Today I moved to a lovely boutique guest house in Achrafieh one of the trendier areas of Beirut. Fortunately I have packed both socks and sandals (no room for slanket) so I should fit right in. The guesthouse is part of a beautiful old building with cute balconies and brown shuttered windows. Of course closer inspection suggests that the potential for home-related accidents is reasonably high but they have done such a lovely job of the rooms one is able to forgive the odd rogue electrical wire. I have the south room which has its own little balcony overlooking the square where I can observe my neighbours (or perhaps they can observe me.) When I look to the right there is a pretty French colonial style building; when I look to the left there is a modern apartment block; when I look to the middle there is a dilapidated old building that seems undecided as to whether it should stay up or come down.
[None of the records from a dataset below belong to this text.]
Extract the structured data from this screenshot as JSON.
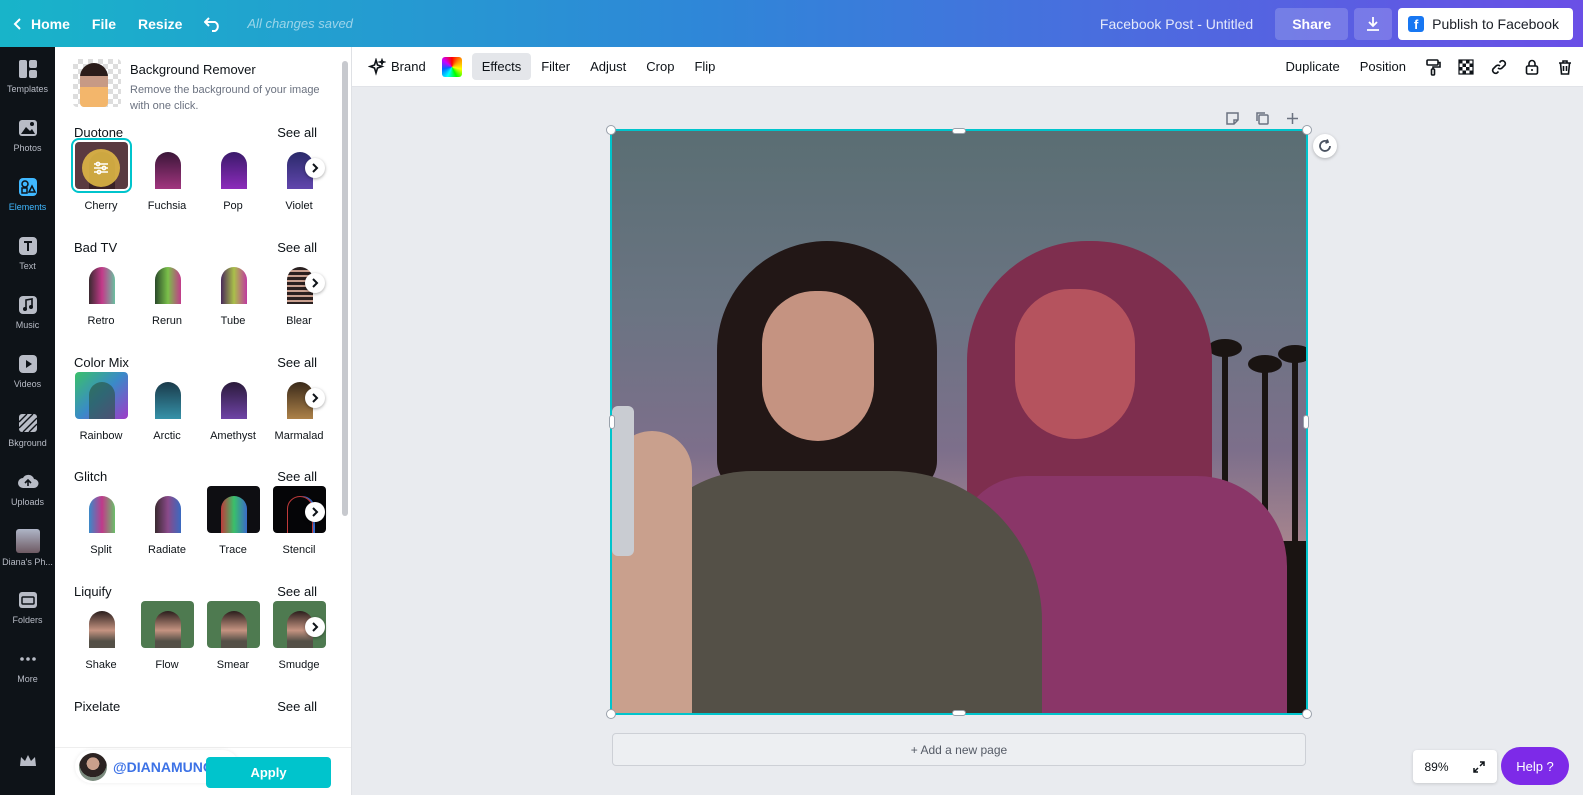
{
  "topbar": {
    "home_label": "Home",
    "file_label": "File",
    "resize_label": "Resize",
    "save_status": "All changes saved",
    "document_title": "Facebook Post - Untitled",
    "share_label": "Share",
    "publish_label": "Publish to Facebook"
  },
  "leftnav": {
    "items": [
      {
        "label": "Templates",
        "icon": "templates-icon"
      },
      {
        "label": "Photos",
        "icon": "photos-icon"
      },
      {
        "label": "Elements",
        "icon": "elements-icon"
      },
      {
        "label": "Text",
        "icon": "text-icon"
      },
      {
        "label": "Music",
        "icon": "music-icon"
      },
      {
        "label": "Videos",
        "icon": "videos-icon"
      },
      {
        "label": "Bkground",
        "icon": "background-icon"
      },
      {
        "label": "Uploads",
        "icon": "uploads-icon"
      },
      {
        "label": "Diana's Ph...",
        "icon": "folder-thumbnail"
      },
      {
        "label": "Folders",
        "icon": "folders-icon"
      },
      {
        "label": "More",
        "icon": "more-icon"
      }
    ],
    "active": "Elements"
  },
  "panel": {
    "bg_remover": {
      "title": "Background Remover",
      "description": "Remove the background of your image with one click."
    },
    "see_all_label": "See all",
    "sections": [
      {
        "title": "Duotone",
        "effects": [
          "Cherry",
          "Fuchsia",
          "Pop",
          "Violet"
        ],
        "selected": "Cherry"
      },
      {
        "title": "Bad TV",
        "effects": [
          "Retro",
          "Rerun",
          "Tube",
          "Blear"
        ]
      },
      {
        "title": "Color Mix",
        "effects": [
          "Rainbow",
          "Arctic",
          "Amethyst",
          "Marmalad"
        ]
      },
      {
        "title": "Glitch",
        "effects": [
          "Split",
          "Radiate",
          "Trace",
          "Stencil"
        ]
      },
      {
        "title": "Liquify",
        "effects": [
          "Shake",
          "Flow",
          "Smear",
          "Smudge"
        ]
      },
      {
        "title": "Pixelate",
        "effects": []
      }
    ],
    "apply_label": "Apply",
    "username": "@DIANAMUNOZ"
  },
  "toolbar": {
    "brand_label": "Brand",
    "effects_label": "Effects",
    "filter_label": "Filter",
    "adjust_label": "Adjust",
    "crop_label": "Crop",
    "flip_label": "Flip",
    "duplicate_label": "Duplicate",
    "position_label": "Position"
  },
  "canvas": {
    "add_page_label": "+ Add a new page",
    "zoom": "89%",
    "help_label": "Help ?"
  },
  "colors": {
    "accent": "#00c4cc",
    "help": "#7d2ae8",
    "nav_bg": "#0e1318",
    "active_nav": "#3fb8ff"
  }
}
The lady who greeted me here, it turns out, was actually born in Basel. She is not yet ready to return to Switzerland and has vowed she cannot live in Basel again. It’s not that she hates the town ( well actually she was a little bit vitriolic I thought) but it isn’t the place for her. She said if she had known I was coming from Basel she would have got me to bring her teddy bears over ( not because I look like a toy-smuggler but because she is expecting her first child.) I would have brought them too.Not all bears get to live such exotic lives.
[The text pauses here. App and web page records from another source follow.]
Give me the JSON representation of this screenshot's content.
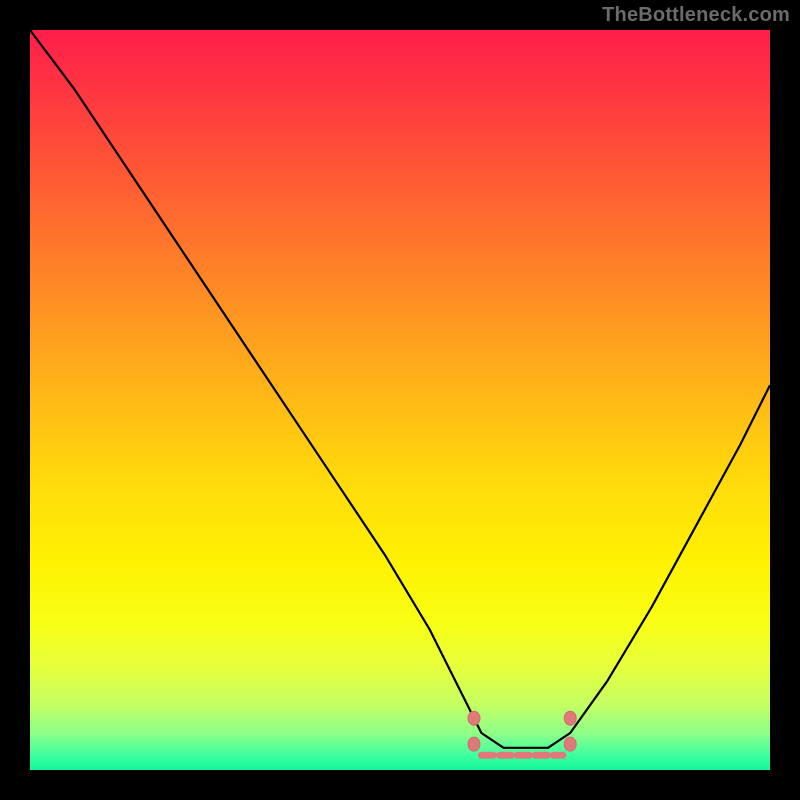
{
  "watermark": "TheBottleneck.com",
  "colors": {
    "page_bg": "#000000",
    "curve": "#000000",
    "marker": "#e07a7a",
    "gradient_top": "#ff1e4b",
    "gradient_bottom": "#12f79a"
  },
  "chart_data": {
    "type": "line",
    "title": "",
    "xlabel": "",
    "ylabel": "",
    "xlim": [
      0,
      100
    ],
    "ylim": [
      0,
      100
    ],
    "note": "Values are estimated from pixel positions; chart has no numeric axis labels. y=0 is the bottom (green, optimal), y=100 is the top (red, worst).",
    "series": [
      {
        "name": "bottleneck-curve",
        "x": [
          0,
          6,
          12,
          18,
          24,
          30,
          36,
          42,
          48,
          54,
          59,
          61,
          64,
          67,
          70,
          73,
          78,
          84,
          90,
          96,
          100
        ],
        "y": [
          100,
          92,
          83,
          74,
          65,
          56,
          47,
          38,
          29,
          19,
          9,
          5,
          3,
          3,
          3,
          5,
          12,
          22,
          33,
          44,
          52
        ]
      }
    ],
    "optimal_range_x": [
      60,
      73
    ],
    "markers": [
      {
        "name": "range-start-top",
        "x": 60,
        "y": 7
      },
      {
        "name": "range-start-bottom",
        "x": 60,
        "y": 3.5
      },
      {
        "name": "range-end-top",
        "x": 73,
        "y": 7
      },
      {
        "name": "range-end-bottom",
        "x": 73,
        "y": 3.5
      }
    ],
    "bottom_dash": {
      "x0": 61,
      "x1": 72,
      "y": 2
    }
  }
}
After settling in I spent my time in downtown Beirut again discovering it a little more. There is a central area with restaurants and a very pleasing shoe shop ( everything in it dazzles and glitters and beckons my feet.) Every entrance to this area is guarded by young men in uniform. and the whole place feels quite sterile. No real heart. Beirut is not Damascus this is for sure. Damascus is medieval. Beirut is modern and yet scarred. They cannot be compared. The scars are what make this city as much as the old buildings. And it would be narrow of me not to appreciate this place just because there is ugliness. War is ugly but the city is not. It has such a rich fragrance: nargileh, spices, sea air, flowers.
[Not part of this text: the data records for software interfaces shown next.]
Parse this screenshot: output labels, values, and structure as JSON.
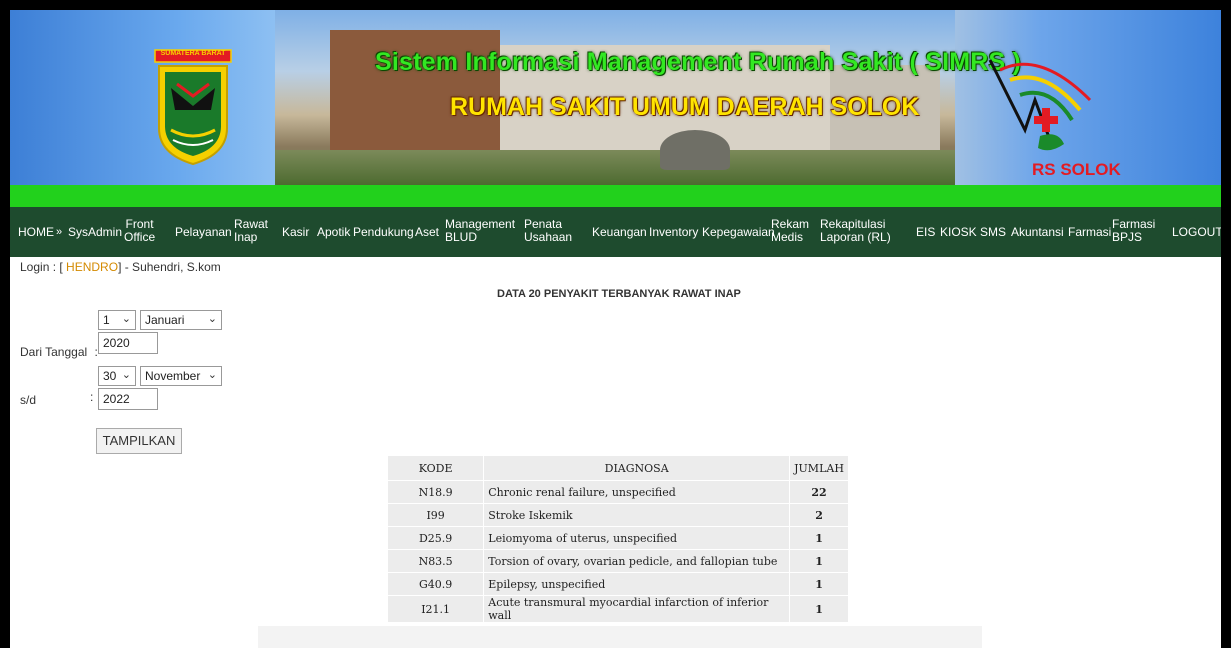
{
  "banner": {
    "logo_text": "SUMATERA BARAT",
    "title_line1": "Sistem Informasi Management Rumah Sakit ( SIMRS )",
    "title_line2": "RUMAH SAKIT UMUM DAERAH SOLOK",
    "rs_logo_text": "RS SOLOK"
  },
  "nav": {
    "home": "HOME",
    "sep": "»",
    "sysadmin": "SysAdmin",
    "front_office": [
      "Front",
      "Office"
    ],
    "pelayanan": "Pelayanan",
    "rawat_inap": [
      "Rawat",
      "Inap"
    ],
    "kasir": "Kasir",
    "apotik": "Apotik",
    "pendukung": "Pendukung",
    "aset": "Aset",
    "management_blud": [
      "Management",
      "BLUD"
    ],
    "penata_usahaan": [
      "Penata",
      "Usahaan"
    ],
    "keuangan": "Keuangan",
    "inventory": "Inventory",
    "kepegawaian": "Kepegawaian",
    "rekam_medis": [
      "Rekam",
      "Medis"
    ],
    "rekapitulasi": [
      "Rekapitulasi",
      "Laporan (RL)"
    ],
    "eis": "EIS",
    "kiosk": "KIOSK",
    "sms": "SMS",
    "akuntansi": "Akuntansi",
    "farmasi": "Farmasi",
    "farmasi_bpjs": [
      "Farmasi",
      "BPJS"
    ],
    "logout": "LOGOUT"
  },
  "login": {
    "prefix": "Login : [",
    "username": "HENDRO",
    "suffix": "] - Suhendri, S.kom"
  },
  "filter": {
    "from_label": "Dari Tanggal",
    "colon": ":",
    "from_day": "1",
    "from_month": "Januari",
    "from_year": "2020",
    "to_label": "s/d",
    "to_day": "30",
    "to_month": "November",
    "to_year": "2022",
    "submit": "TAMPILKAN"
  },
  "report": {
    "heading": "DATA 20 PENYAKIT TERBANYAK RAWAT INAP",
    "columns": [
      "KODE",
      "DIAGNOSA",
      "JUMLAH"
    ],
    "rows": [
      {
        "kode": "N18.9",
        "diagnosa": "Chronic renal failure, unspecified",
        "jumlah": "22"
      },
      {
        "kode": "I99",
        "diagnosa": "Stroke Iskemik",
        "jumlah": "2"
      },
      {
        "kode": "D25.9",
        "diagnosa": "Leiomyoma of uterus, unspecified",
        "jumlah": "1"
      },
      {
        "kode": "N83.5",
        "diagnosa": "Torsion of ovary, ovarian pedicle, and fallopian tube",
        "jumlah": "1"
      },
      {
        "kode": "G40.9",
        "diagnosa": "Epilepsy, unspecified",
        "jumlah": "1"
      },
      {
        "kode": "I21.1",
        "diagnosa": "Acute transmural myocardial infarction of inferior wall",
        "jumlah": "1"
      }
    ]
  },
  "icons": {
    "chevron": "chevron-down-icon"
  }
}
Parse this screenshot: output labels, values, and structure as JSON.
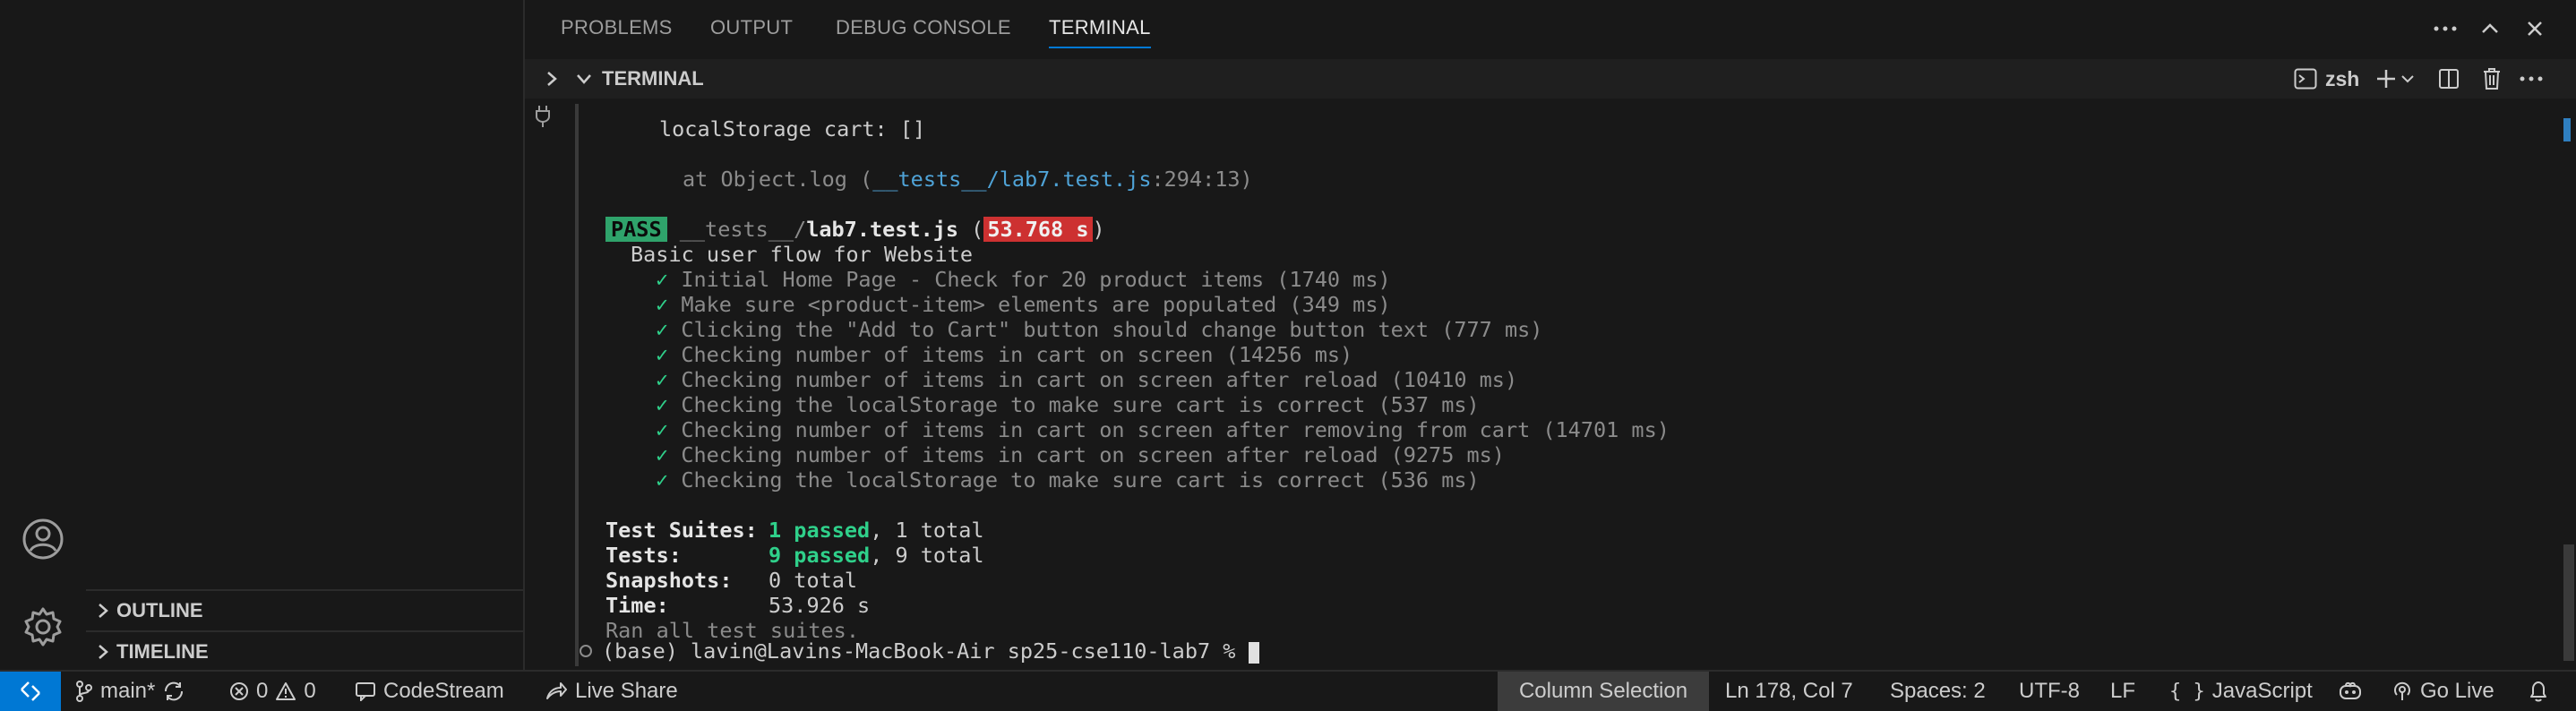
{
  "panel": {
    "tabs": [
      {
        "label": "PROBLEMS"
      },
      {
        "label": "OUTPUT"
      },
      {
        "label": "DEBUG CONSOLE"
      },
      {
        "label": "TERMINAL"
      }
    ],
    "active_tab": "TERMINAL"
  },
  "terminal": {
    "header_title": "TERMINAL",
    "shell_name": "zsh",
    "lines": {
      "l1": "localStorage cart: []",
      "l2_prefix": "at Object.log (",
      "l2_link": "__tests__/lab7.test.js",
      "l2_suffix": ":294:13)",
      "pass_badge": "PASS",
      "test_dir": "__tests__/",
      "test_file": "lab7.test.js",
      "test_time": "53.768 s",
      "suite_name": "Basic user flow for Website",
      "tests": [
        "Initial Home Page - Check for 20 product items (1740 ms)",
        "Make sure <product-item> elements are populated (349 ms)",
        "Clicking the \"Add to Cart\" button should change button text (777 ms)",
        "Checking number of items in cart on screen (14256 ms)",
        "Checking number of items in cart on screen after reload (10410 ms)",
        "Checking the localStorage to make sure cart is correct (537 ms)",
        "Checking number of items in cart on screen after removing from cart (14701 ms)",
        "Checking number of items in cart on screen after reload (9275 ms)",
        "Checking the localStorage to make sure cart is correct (536 ms)"
      ],
      "check_mark": "✓",
      "summary": {
        "suites_label": "Test Suites:",
        "suites_passed": "1 passed",
        "suites_total": ", 1 total",
        "tests_label": "Tests:",
        "tests_passed": "9 passed",
        "tests_total": ", 9 total",
        "snapshots_label": "Snapshots:",
        "snapshots_value": "0 total",
        "time_label": "Time:",
        "time_value": "53.926 s"
      },
      "ran_all": "Ran all test suites.",
      "prompt": "(base) lavin@Lavins-MacBook-Air sp25-cse110-lab7 % "
    }
  },
  "sidebar": {
    "sections": [
      {
        "label": "OUTLINE"
      },
      {
        "label": "TIMELINE"
      }
    ]
  },
  "status_bar": {
    "branch": "main*",
    "errors": "0",
    "warnings": "0",
    "codestream": "CodeStream",
    "live_share": "Live Share",
    "column_selection": "Column Selection",
    "cursor_position": "Ln 178, Col 7",
    "spaces": "Spaces: 2",
    "encoding": "UTF-8",
    "eol": "LF",
    "language_braces": "{ }",
    "language": "JavaScript",
    "go_live": "Go Live"
  },
  "colors": {
    "accent": "#0078d4",
    "pass_green": "#2fa36b",
    "fail_red": "#cd3131",
    "link_blue": "#4fa3d7"
  }
}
In the afternoon I discovered the ABC shopping mall where all my Lebanese sistas like to hang! What a great mall it was too.Beautiful, sparkly and full of green trees. Armoured to the teeth of course but once you get over the guns it’s like shopping with your own personal body guard. As I wandered its floors I started adding up exactly how many dollars I have spare to spend. None came up a number of times but I am thinking of ignoring this calculation ( Math was never my strong point) and pretend I am married to a sheik at least for this week. Perhaps if I buy enough glitter I will glitter too. The guards at the shopping mall are very serious men who all look a little bit like Mussolini. I wonder if their seriousness is terrorist-based or credit-card spending based. They are very attentive too – they notice every single Lebanese bottom that wiggles past. Am sure they would be equally attentive of any terrorists that may wiggle past as well.
I had a lovely cappuccino in the mall before buying a bottle of Lebanese red wine to try on my balcony. I have actually spent the last hour struggling to open the bottle and found the latticed balcony very useful for resistance. Luckily it didn’t collapse under my great strength. ( It is official I have no upper body strength whatsoever.) Now I am sitting on my balcony listening to the cacophony of horns that make up the town's pulse. In the day all you hear is endless construction but at night it changes to engines and horns and Lebanese pop.
I think tomorrow I will go to Byblos. I need to get out of the town - to stop wandering and thinking. I need to see the real Lebanon. Let something touch me. I feel very disconnected right now.
Here is a picture of me on my balcony typing to you :-)